I'm blaming it all on the fiasco of the Lake Tahoe race cancellation.  I was ready and prepared for that race, then didn't get to actually race, then I started to train again for another IM when I wasn't even  planning to do one this year. It's totally frustrating as it is one Ironman disappointment after another.  Maybe it is a sign that I should not be doing an Ironman?

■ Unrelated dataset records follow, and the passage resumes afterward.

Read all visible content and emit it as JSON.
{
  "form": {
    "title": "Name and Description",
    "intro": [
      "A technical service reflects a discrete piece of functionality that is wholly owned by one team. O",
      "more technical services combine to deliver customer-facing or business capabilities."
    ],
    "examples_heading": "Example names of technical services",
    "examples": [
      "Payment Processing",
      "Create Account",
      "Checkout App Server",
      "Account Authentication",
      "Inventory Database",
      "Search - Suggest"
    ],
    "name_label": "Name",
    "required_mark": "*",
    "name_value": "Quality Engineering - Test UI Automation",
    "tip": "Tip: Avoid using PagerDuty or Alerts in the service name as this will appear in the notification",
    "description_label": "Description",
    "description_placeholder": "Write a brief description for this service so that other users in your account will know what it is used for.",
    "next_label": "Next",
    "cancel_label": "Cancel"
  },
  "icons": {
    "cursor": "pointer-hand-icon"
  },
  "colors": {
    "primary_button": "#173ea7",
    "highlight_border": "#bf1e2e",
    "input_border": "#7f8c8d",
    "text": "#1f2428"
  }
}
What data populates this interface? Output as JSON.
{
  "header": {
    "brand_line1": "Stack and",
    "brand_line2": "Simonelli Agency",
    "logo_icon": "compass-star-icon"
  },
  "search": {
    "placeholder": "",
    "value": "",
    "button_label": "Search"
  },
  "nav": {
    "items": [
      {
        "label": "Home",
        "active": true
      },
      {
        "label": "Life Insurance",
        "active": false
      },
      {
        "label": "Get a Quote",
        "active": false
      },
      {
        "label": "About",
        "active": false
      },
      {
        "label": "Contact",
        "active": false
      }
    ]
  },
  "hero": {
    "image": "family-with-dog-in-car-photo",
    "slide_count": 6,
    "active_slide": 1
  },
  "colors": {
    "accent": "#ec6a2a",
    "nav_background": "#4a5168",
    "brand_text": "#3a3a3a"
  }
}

Hmmm.

In other exciting news, I got my Team Coeur race kit in the mail from Coeur Sports and it is gorgeous!  I will definitely be looking sharp and fast in this kit when I get to race next, whenever that may be...

Loving the pink!

Sunday, January 4, 2015

My new ride

Happy New Year!!  Just wanted to share the details regarding my new bike.  So....I've had my new ride for a couple weeks now, and it's pretty awesome!  It's a sweet superbike, and although I'm still getting used to it and tweaking the position every so often, it should be fast once I can get it out on the open road (in February!).

Sleek, fast, and pretty - and unnamed as of yet

Okay, here's the breakdown:

Frame: Felt IA4 
Size: 51cm
Aerobar: Felt Dagger f-bend with nano base bar
Saddle: ISM Attack (this is what it came with but I plan to switch to the Cobb V-flow plus, which is what I have on my other bike.  I can't seem to get used to the ISM, even though I rode one of these a few years ago).  
Pedals: Speedplay
Drivetrain: Shimano Ultegra dérailleur; Shimano 11 speed chain and cassette
Crankset: Vision 53/39.  I will soon be switching the cranks to Ultegra 172.5mm, (I have those cranks on order at Element). The current cranks are only 167.5mm and I'm used to riding 172.5.
Wheels: Felt TTR3

Since this bike is an 11 speed, and my Zipps are from 2008, they are not compatible in their current state.  I do have a few options: 
-change the hub and cassette on the wheels, which would likely cost around $500-600.
-sell the wheels and upgrade to newer ones compatible with 11 speed
-switch the bike from 11speed to 10speed (least attractive option)
-rent a rear wheel from Race Day Wheels (for IM Texas) 

At this point, I'm not really sure what I'm going to do but my first race isn't until May so I have some time to figure it out.  Renting a rear wheel for the race sounds like a good option, but that doesn't solve any problems for future races.  Anyway. 

 Getting all dialled in at Element - looking aerodynamic in jeans, cardigan, and Uggs 

I'll be able to get the new bike out on the open road in February, which will include a trip to Arizona with Geoff for a 1/2 marathon and lots of training, especially biking.  I haven't been running much, so not really sure about this 'race', but we'll see, as there are still about 6 weeks to go.  It will likely be a train-thru race.  I hope to get some long rides in that week and some good volume in the saddle.  Can't wait for some sunshine and warmth!  

Crazy to think that IM Texas is less than 5 months away. Ahhh!! Time to get serious.  I've got a good outline of what I need to accomplish over the next few months, and that includes a whole lot of trainer rides!  Lots of swimming as well, and I'll be starting to build up the volume in the pool now that it's January, with one long aerobic endurance swim each week.

Happy training!